■ Problem to work on
Every record must be repeated exactly, with no omission.

*** Opening Data provided ***

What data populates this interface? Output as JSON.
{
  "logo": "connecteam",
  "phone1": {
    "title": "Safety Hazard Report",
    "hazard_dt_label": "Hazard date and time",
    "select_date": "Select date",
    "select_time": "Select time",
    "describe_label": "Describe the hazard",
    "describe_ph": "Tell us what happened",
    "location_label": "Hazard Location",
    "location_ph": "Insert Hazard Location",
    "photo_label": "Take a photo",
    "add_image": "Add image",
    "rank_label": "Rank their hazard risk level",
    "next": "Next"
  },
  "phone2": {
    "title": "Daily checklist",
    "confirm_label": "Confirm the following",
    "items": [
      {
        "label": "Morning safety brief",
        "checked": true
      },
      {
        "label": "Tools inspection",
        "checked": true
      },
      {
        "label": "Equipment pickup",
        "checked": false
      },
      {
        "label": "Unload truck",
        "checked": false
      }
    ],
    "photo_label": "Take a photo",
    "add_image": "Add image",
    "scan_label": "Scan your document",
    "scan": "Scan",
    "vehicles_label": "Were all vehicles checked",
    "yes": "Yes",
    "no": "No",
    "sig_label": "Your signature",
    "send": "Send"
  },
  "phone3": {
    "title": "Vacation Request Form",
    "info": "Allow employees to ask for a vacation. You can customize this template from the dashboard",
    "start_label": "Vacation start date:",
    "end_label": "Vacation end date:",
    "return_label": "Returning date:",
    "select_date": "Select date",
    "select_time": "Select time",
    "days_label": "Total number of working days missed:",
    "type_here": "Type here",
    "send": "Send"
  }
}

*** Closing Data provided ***

■ Solution for this task
What data populates this interface? Output as JSON.
{
  "logo": "connecteam",
  "phone1": {
    "title": "Safety Hazard Report",
    "hazard_dt_label": "Hazard date and time",
    "select_date": "Select date",
    "select_time": "Select time",
    "describe_label": "Describe the hazard",
    "describe_ph": "Tell us what happened",
    "location_label": "Hazard Location",
    "location_ph": "Insert Hazard Location",
    "photo_label": "Take a photo",
    "add_image": "Add image",
    "rank_label": "Rank their hazard risk level",
    "next": "Next"
  },
  "phone2": {
    "title": "Daily checklist",
    "confirm_label": "Confirm the following",
    "items": [
      {
        "label": "Morning safety brief",
        "checked": true
      },
      {
        "label": "Tools inspection",
        "checked": true
      },
      {
        "label": "Equipment pickup",
        "checked": false
      },
      {
        "label": "Unload truck",
        "checked": false
      }
    ],
    "photo_label": "Take a photo",
    "add_image": "Add image",
    "scan_label": "Scan your document",
    "scan": "Scan",
    "vehicles_label": "Were all vehicles checked",
    "yes": "Yes",
    "no": "No",
    "sig_label": "Your signature",
    "send": "Send"
  },
  "phone3": {
    "title": "Vacation Request Form",
    "info": "Allow employees to ask for a vacation. You can customize this template from the dashboard",
    "start_label": "Vacation start date:",
    "end_label": "Vacation end date:",
    "return_label": "Returning date:",
    "select_date": "Select date",
    "select_time": "Select time",
    "days_label": "Total number of working days missed:",
    "type_here": "Type here",
    "send": "Send"
  }
}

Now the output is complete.